▶ [EXERCISE AIM]: Scan the records for the string "from"; copy each line where it occurs.

▶ [RECORDS SUPPLIED]:
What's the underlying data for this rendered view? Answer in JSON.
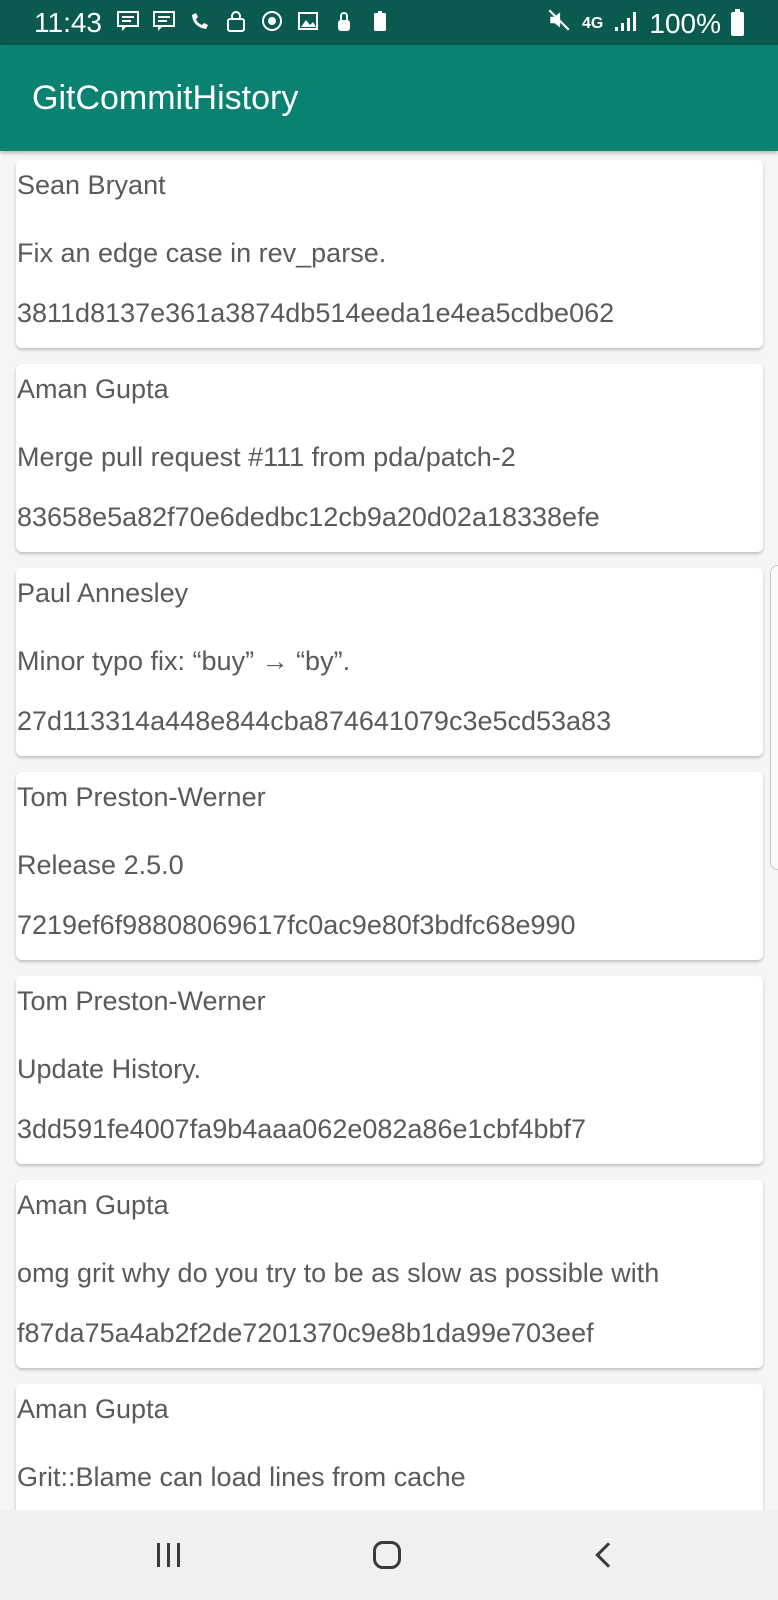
{
  "status_bar": {
    "time": "11:43",
    "battery_percent": "100%",
    "icons": [
      "message-icon",
      "message-icon",
      "wifi-call-icon",
      "lock-icon",
      "sync-icon",
      "image-icon",
      "lock-icon",
      "battery-saver-icon"
    ],
    "right_icons": [
      "mute-icon",
      "lte-4g-icon",
      "signal-icon",
      "battery-icon"
    ],
    "network": "4G"
  },
  "app_bar": {
    "title": "GitCommitHistory",
    "color": "#0a8272",
    "status_color": "#0b5a4f"
  },
  "commits": [
    {
      "author": "Sean Bryant",
      "message": "Fix an edge case in rev_parse.",
      "sha": "3811d8137e361a3874db514eeda1e4ea5cdbe062"
    },
    {
      "author": "Aman Gupta",
      "message": "Merge pull request #111 from pda/patch-2",
      "sha": "83658e5a82f70e6dedbc12cb9a20d02a18338efe"
    },
    {
      "author": "Paul Annesley",
      "message": "Minor typo fix: “buy” → “by”.",
      "sha": "27d113314a448e844cba874641079c3e5cd53a83"
    },
    {
      "author": "Tom Preston-Werner",
      "message": "Release 2.5.0",
      "sha": "7219ef6f98808069617fc0ac9e80f3bdfc68e990"
    },
    {
      "author": "Tom Preston-Werner",
      "message": "Update History.",
      "sha": "3dd591fe4007fa9b4aaa062e082a86e1cbf4bbf7"
    },
    {
      "author": "Aman Gupta",
      "message": "omg grit why do you try to be as slow as possible with everything",
      "sha": "f87da75a4ab2f2de7201370c9e8b1da99e703eef"
    },
    {
      "author": "Aman Gupta",
      "message": "Grit::Blame can load lines from cache",
      "sha": ""
    }
  ],
  "nav_bar": {
    "recents": "recents-icon",
    "home": "home-icon",
    "back": "back-icon"
  }
}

▶ [ANSWER FOR THE TASK]:
      "message": "Merge pull request #111 from pda/patch-2",
      "message": "Grit::Blame can load lines from cache",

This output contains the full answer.